### [GOAL OF THE EXERCISE]
From the listing below, copy every line with the word "false".

─── PROVIDED INFORMATION

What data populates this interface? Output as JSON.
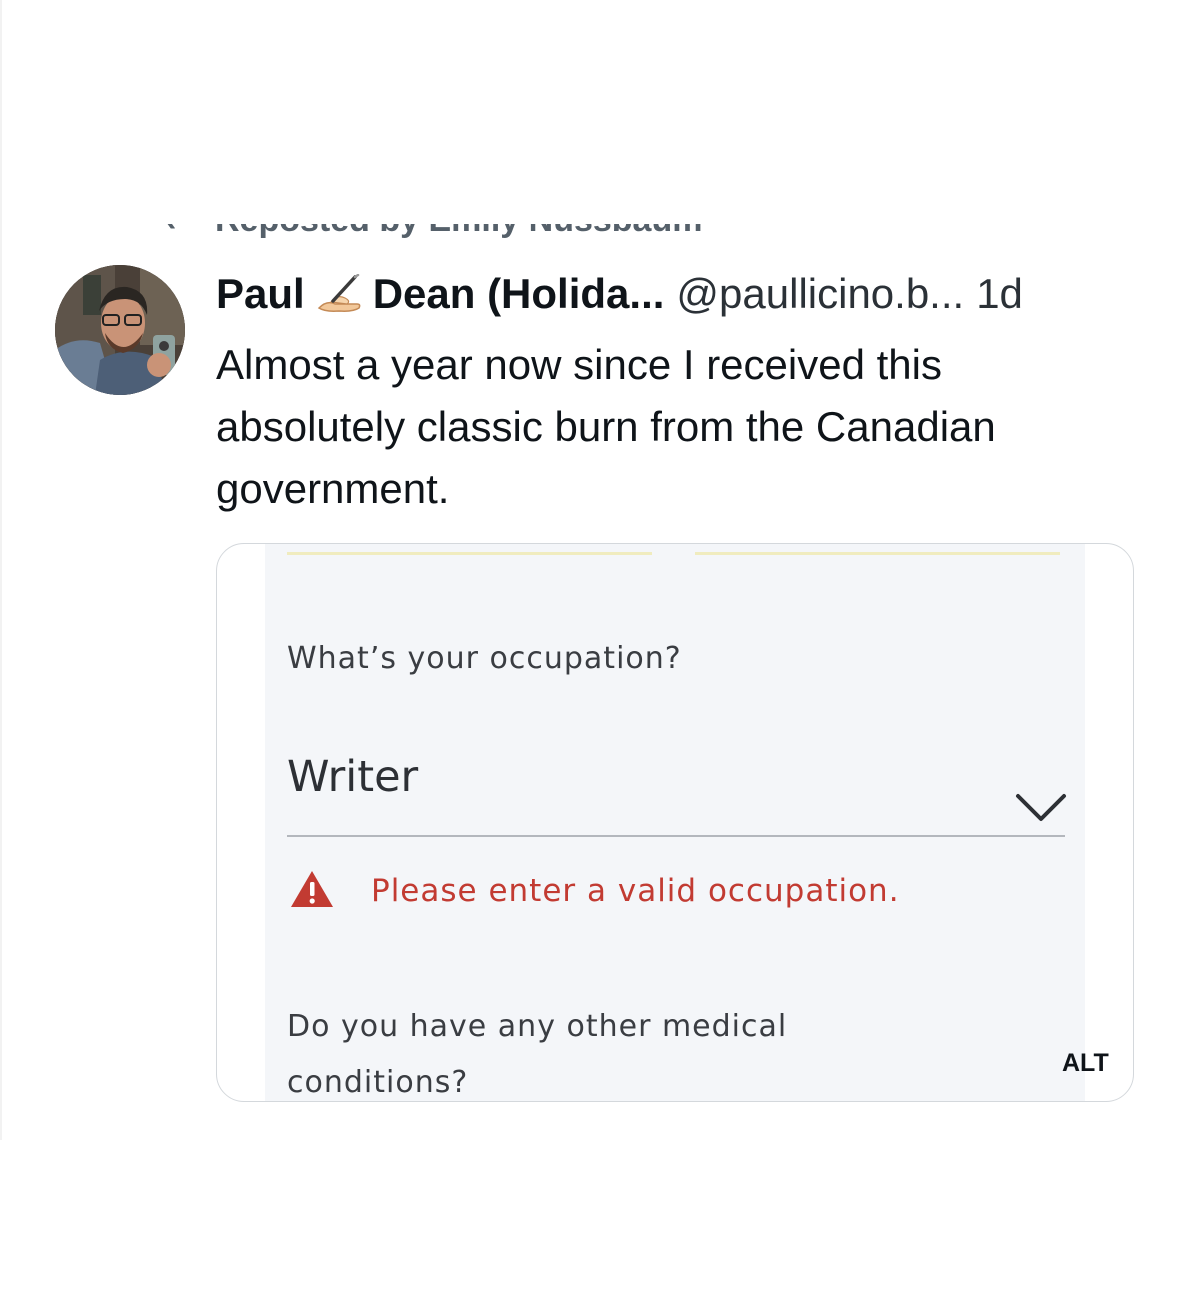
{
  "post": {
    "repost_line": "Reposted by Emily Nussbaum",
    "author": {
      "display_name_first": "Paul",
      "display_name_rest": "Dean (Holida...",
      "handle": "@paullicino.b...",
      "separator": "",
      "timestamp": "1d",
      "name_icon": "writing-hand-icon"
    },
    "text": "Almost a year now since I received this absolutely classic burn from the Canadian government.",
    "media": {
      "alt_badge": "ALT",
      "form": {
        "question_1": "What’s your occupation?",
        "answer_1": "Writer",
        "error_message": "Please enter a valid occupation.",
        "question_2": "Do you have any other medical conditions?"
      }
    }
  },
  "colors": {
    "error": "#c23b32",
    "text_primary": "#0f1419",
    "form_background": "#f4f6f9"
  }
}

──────
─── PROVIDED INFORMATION

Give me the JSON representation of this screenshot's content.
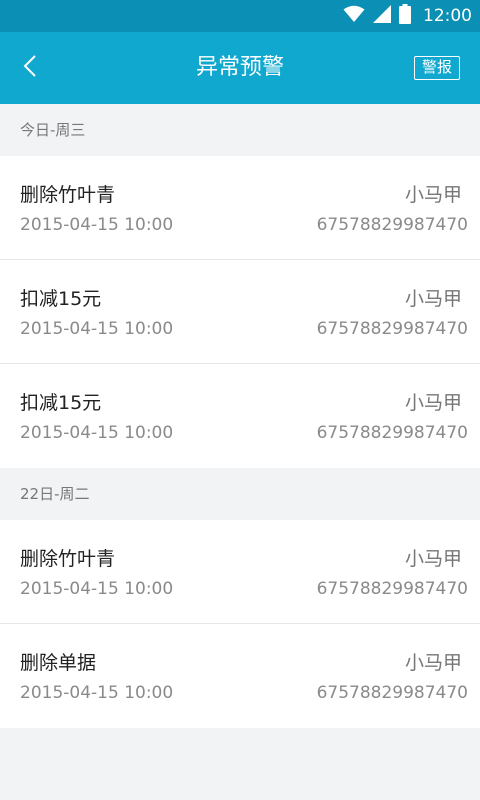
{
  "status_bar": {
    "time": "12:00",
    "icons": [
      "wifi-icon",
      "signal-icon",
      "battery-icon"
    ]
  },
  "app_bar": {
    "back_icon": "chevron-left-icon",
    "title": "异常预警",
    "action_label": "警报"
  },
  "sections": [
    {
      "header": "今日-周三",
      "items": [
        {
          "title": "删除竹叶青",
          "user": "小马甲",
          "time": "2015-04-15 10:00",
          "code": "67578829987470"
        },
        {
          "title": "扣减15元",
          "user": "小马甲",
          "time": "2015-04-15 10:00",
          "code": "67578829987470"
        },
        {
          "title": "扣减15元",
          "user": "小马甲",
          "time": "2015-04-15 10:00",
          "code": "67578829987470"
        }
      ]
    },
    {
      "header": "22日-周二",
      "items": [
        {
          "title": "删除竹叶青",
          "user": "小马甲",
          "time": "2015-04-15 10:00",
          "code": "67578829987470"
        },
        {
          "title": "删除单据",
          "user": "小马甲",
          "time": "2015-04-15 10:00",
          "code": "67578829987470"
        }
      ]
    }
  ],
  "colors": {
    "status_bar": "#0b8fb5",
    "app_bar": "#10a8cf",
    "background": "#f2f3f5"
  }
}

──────
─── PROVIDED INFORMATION

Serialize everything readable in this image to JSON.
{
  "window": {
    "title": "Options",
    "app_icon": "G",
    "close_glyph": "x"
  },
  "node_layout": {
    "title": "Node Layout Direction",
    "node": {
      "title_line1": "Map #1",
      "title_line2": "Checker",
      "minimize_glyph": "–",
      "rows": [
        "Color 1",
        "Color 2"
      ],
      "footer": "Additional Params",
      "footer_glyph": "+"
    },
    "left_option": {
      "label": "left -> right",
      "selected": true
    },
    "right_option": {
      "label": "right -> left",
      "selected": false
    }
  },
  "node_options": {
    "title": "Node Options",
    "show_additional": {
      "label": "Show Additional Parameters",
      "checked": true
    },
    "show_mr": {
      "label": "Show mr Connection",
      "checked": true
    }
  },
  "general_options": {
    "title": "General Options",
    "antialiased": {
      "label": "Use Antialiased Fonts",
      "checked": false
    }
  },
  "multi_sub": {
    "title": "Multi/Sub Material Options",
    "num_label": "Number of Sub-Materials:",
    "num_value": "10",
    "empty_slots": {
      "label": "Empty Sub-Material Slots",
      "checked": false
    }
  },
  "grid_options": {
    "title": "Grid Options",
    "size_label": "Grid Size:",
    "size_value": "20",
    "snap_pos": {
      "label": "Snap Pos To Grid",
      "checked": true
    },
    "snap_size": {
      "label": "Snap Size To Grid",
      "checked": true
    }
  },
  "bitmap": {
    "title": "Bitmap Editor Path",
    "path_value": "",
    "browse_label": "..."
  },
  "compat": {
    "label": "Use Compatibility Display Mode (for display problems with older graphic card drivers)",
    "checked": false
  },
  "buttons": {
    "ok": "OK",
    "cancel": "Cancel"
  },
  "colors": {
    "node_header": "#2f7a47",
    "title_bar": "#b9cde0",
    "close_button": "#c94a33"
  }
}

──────

### [SOLUTION FOR THIS TASK]
      "selected": false
      "checked": false
      "checked": false
    "checked": false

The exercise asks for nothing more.